*** Begin section ***

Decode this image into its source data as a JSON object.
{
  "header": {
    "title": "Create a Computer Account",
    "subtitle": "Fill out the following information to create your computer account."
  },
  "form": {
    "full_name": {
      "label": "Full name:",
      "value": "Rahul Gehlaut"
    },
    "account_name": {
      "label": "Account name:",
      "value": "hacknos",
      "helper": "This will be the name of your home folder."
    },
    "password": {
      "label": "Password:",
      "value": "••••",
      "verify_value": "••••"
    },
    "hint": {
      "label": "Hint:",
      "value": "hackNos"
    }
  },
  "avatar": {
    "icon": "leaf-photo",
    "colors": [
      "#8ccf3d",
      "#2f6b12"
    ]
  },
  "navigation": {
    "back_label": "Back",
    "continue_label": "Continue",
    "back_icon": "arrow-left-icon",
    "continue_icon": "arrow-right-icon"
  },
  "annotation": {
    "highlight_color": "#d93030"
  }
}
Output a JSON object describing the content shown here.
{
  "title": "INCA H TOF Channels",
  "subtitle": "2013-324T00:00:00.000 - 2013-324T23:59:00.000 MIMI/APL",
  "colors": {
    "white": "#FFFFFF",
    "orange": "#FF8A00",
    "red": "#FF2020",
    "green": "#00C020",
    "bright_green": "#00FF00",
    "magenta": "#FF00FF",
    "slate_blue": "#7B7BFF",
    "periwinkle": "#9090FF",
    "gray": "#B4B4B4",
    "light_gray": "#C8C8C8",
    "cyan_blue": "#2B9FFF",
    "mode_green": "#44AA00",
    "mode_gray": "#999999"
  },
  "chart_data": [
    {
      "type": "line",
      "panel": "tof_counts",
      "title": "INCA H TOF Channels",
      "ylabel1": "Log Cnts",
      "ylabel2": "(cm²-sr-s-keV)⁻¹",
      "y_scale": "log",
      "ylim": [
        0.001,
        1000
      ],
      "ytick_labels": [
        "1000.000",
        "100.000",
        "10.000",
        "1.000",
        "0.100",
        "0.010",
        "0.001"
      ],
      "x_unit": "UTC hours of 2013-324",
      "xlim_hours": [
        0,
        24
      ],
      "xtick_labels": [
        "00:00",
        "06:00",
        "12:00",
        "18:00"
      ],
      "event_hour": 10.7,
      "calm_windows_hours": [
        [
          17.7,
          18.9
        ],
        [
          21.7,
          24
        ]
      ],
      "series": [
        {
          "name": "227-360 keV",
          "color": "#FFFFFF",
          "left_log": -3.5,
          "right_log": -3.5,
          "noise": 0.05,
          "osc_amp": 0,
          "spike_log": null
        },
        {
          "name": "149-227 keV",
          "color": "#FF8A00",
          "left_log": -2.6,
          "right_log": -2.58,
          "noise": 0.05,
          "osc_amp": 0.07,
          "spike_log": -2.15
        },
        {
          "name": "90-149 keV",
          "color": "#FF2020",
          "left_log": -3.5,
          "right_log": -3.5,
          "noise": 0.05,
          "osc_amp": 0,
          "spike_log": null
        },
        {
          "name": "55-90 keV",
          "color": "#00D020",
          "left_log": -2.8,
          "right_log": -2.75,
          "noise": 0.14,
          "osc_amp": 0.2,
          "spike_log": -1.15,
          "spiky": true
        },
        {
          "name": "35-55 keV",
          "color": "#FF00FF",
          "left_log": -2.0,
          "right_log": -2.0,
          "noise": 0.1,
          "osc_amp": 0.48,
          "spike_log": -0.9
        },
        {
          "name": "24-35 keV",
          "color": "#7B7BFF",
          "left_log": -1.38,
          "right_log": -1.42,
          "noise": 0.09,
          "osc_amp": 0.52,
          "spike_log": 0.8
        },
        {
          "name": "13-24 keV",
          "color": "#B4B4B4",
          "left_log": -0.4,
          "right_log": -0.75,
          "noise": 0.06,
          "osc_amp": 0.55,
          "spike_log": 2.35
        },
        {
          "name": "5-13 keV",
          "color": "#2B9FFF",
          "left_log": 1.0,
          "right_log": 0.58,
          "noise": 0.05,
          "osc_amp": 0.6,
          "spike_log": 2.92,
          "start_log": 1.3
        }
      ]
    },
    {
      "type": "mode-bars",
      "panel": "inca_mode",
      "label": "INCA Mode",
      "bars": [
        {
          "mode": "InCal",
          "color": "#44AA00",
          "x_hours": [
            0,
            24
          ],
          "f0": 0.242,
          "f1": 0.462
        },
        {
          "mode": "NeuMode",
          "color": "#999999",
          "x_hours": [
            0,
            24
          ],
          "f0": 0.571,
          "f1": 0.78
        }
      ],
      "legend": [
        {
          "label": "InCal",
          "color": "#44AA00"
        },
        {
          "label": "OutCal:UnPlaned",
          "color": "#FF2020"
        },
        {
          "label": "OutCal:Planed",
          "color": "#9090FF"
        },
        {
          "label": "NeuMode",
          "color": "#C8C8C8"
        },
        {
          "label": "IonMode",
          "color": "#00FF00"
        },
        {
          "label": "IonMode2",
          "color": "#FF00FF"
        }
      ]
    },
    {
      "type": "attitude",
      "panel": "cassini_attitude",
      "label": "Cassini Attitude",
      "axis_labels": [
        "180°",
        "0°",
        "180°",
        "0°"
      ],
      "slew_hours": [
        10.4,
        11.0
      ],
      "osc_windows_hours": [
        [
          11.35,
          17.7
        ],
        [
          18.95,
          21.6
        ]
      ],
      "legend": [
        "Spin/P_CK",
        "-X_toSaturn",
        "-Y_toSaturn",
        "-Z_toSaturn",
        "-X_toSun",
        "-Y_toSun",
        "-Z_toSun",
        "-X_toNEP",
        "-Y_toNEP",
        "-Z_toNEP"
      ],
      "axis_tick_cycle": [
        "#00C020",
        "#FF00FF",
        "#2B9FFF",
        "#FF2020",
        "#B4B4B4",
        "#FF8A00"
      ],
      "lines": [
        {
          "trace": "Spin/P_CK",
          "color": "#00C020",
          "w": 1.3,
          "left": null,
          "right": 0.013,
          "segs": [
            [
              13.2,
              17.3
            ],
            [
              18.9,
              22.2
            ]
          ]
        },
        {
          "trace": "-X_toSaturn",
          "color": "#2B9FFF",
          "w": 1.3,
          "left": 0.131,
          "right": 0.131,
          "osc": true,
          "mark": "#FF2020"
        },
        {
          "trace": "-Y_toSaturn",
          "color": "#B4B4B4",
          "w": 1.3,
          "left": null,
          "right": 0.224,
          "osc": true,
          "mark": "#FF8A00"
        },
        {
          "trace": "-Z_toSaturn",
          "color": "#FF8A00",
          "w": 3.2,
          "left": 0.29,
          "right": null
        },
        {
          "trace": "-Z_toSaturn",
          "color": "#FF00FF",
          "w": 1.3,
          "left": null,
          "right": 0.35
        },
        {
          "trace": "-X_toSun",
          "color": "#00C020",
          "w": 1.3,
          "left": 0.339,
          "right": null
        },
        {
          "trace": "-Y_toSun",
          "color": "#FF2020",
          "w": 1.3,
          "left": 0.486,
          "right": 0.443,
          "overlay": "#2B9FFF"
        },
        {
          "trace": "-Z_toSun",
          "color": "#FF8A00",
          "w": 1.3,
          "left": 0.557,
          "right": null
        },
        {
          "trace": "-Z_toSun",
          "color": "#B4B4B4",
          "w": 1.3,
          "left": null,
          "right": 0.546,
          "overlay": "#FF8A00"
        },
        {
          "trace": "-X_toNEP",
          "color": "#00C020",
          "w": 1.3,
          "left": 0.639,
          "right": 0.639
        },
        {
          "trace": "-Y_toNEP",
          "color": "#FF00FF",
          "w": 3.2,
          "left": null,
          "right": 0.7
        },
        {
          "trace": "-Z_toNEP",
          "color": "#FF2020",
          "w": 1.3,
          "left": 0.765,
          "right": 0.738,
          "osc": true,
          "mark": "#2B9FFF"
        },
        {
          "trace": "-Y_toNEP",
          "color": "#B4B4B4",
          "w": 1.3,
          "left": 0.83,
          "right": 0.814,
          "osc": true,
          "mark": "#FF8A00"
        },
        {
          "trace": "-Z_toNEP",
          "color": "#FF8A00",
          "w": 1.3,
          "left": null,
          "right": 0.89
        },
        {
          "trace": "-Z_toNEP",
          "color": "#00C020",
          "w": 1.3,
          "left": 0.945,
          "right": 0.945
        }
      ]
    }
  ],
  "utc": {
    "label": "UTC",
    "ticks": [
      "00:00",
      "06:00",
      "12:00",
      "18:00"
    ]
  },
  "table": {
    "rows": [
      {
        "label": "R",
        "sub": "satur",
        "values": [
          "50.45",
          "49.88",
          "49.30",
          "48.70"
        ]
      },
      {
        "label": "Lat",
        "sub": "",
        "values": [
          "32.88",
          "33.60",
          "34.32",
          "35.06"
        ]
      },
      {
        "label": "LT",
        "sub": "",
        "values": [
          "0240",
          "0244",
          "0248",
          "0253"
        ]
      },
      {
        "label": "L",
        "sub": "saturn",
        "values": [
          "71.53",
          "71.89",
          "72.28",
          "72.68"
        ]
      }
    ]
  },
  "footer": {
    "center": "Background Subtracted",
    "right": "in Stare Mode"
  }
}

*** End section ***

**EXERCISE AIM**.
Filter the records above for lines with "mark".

**EXERCISE ANSWER**.
          "mark": "#FF2020"
          "mark": "#FF8A00"
          "mark": "#2B9FFF"
          "mark": "#FF8A00"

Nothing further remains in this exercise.